PROBLEM REQUIREMENTS >> From the data below, copy each line that includes the word "code".

MATERIAL FOR THIS EXERCISE >>
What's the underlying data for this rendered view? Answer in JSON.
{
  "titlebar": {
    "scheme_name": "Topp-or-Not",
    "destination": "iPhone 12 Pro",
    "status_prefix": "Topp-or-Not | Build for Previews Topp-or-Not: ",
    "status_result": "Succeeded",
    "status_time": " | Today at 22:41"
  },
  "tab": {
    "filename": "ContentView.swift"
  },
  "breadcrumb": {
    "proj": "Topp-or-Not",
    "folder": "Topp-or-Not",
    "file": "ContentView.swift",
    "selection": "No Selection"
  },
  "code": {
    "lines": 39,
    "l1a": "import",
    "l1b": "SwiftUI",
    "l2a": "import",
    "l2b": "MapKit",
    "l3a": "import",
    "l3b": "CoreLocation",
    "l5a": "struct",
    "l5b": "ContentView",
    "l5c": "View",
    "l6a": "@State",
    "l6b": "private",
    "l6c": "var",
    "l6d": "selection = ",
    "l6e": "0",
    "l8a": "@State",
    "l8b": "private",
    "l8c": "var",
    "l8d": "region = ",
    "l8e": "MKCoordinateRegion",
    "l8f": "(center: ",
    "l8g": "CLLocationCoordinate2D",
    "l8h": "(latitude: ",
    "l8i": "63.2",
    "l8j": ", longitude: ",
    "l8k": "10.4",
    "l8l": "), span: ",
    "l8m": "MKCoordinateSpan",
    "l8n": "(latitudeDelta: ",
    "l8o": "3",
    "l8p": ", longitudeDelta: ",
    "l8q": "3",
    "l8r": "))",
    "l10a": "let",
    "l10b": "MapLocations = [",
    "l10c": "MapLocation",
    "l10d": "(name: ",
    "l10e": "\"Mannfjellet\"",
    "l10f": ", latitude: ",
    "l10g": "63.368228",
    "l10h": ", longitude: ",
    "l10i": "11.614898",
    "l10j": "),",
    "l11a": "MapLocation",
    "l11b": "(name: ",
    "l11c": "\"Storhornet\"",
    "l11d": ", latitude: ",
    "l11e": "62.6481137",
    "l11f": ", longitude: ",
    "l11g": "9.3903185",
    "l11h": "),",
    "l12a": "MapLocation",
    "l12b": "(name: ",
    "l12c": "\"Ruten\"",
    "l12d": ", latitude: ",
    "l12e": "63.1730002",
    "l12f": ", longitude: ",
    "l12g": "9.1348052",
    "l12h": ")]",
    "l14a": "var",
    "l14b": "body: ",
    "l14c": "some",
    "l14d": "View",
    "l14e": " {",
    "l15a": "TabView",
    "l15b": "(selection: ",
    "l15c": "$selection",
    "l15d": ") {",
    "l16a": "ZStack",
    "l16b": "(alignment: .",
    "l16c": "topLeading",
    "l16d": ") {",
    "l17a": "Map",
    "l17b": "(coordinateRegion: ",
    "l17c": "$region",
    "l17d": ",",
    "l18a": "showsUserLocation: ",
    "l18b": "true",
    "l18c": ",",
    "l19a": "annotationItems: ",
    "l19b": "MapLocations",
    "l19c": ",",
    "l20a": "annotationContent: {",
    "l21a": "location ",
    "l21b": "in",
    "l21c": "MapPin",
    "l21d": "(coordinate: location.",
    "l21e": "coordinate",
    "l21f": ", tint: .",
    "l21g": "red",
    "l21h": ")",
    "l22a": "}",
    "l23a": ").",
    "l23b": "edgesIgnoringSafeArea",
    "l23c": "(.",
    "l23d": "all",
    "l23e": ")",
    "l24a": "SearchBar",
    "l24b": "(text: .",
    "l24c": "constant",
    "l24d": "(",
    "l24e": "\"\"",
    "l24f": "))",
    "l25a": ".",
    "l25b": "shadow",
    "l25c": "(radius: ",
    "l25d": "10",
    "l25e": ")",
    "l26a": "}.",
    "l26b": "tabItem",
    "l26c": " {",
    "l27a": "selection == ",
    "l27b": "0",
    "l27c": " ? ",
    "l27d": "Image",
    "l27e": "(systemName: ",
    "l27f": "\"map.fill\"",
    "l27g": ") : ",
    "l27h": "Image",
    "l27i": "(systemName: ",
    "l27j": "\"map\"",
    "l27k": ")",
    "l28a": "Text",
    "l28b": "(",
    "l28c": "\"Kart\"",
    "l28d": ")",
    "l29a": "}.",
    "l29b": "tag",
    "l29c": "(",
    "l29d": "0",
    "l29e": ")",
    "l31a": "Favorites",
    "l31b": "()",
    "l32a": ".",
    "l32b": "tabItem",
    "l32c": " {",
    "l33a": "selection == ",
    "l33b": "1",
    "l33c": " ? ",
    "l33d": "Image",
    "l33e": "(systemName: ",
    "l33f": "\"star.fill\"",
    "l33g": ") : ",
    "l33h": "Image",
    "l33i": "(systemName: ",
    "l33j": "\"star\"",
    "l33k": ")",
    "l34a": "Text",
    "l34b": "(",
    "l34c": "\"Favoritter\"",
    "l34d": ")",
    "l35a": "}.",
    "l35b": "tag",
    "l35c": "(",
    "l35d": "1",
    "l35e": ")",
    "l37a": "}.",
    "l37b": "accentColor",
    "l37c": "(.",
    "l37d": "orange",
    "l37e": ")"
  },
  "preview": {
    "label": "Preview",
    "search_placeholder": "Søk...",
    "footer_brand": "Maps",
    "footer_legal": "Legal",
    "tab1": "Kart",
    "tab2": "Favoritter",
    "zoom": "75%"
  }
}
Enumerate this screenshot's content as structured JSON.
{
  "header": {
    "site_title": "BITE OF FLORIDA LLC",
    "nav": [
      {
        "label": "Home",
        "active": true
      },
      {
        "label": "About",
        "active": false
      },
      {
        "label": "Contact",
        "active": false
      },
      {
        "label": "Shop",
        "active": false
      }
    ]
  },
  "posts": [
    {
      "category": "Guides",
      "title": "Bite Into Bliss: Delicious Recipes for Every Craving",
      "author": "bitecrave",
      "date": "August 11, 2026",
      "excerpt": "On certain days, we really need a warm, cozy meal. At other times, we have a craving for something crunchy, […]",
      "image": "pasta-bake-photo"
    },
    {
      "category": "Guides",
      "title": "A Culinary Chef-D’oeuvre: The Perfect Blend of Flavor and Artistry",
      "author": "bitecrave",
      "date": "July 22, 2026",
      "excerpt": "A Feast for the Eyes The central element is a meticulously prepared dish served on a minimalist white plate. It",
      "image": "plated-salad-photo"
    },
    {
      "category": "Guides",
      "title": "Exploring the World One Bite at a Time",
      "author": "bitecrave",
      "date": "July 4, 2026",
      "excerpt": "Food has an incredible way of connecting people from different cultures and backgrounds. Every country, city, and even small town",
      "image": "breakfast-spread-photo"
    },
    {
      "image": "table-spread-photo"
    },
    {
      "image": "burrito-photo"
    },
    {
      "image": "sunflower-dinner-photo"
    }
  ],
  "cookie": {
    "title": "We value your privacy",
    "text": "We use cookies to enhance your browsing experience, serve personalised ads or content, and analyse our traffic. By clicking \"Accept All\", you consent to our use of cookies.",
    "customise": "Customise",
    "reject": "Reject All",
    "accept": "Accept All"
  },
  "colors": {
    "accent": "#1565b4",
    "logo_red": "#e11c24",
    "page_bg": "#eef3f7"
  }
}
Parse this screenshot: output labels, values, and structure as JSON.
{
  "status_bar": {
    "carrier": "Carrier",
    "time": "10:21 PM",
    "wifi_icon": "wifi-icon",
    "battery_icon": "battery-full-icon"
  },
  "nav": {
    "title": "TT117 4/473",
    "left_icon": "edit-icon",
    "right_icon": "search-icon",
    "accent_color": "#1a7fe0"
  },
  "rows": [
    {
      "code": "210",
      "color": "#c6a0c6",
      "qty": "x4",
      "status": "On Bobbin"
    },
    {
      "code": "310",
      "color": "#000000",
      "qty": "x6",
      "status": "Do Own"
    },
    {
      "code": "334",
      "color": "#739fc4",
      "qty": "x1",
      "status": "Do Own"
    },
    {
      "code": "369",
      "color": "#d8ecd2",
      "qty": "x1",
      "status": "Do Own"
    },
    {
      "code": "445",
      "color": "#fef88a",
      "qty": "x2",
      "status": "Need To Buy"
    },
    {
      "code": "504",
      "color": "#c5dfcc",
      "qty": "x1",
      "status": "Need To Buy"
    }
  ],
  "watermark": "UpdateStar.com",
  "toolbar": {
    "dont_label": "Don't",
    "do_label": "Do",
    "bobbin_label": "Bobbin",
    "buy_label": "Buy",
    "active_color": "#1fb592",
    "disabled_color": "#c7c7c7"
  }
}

FINISHED EXERCISE >>
  "code": {
      "code": "210",
      "code": "310",
      "code": "334",
      "code": "369",
      "code": "445",
      "code": "504",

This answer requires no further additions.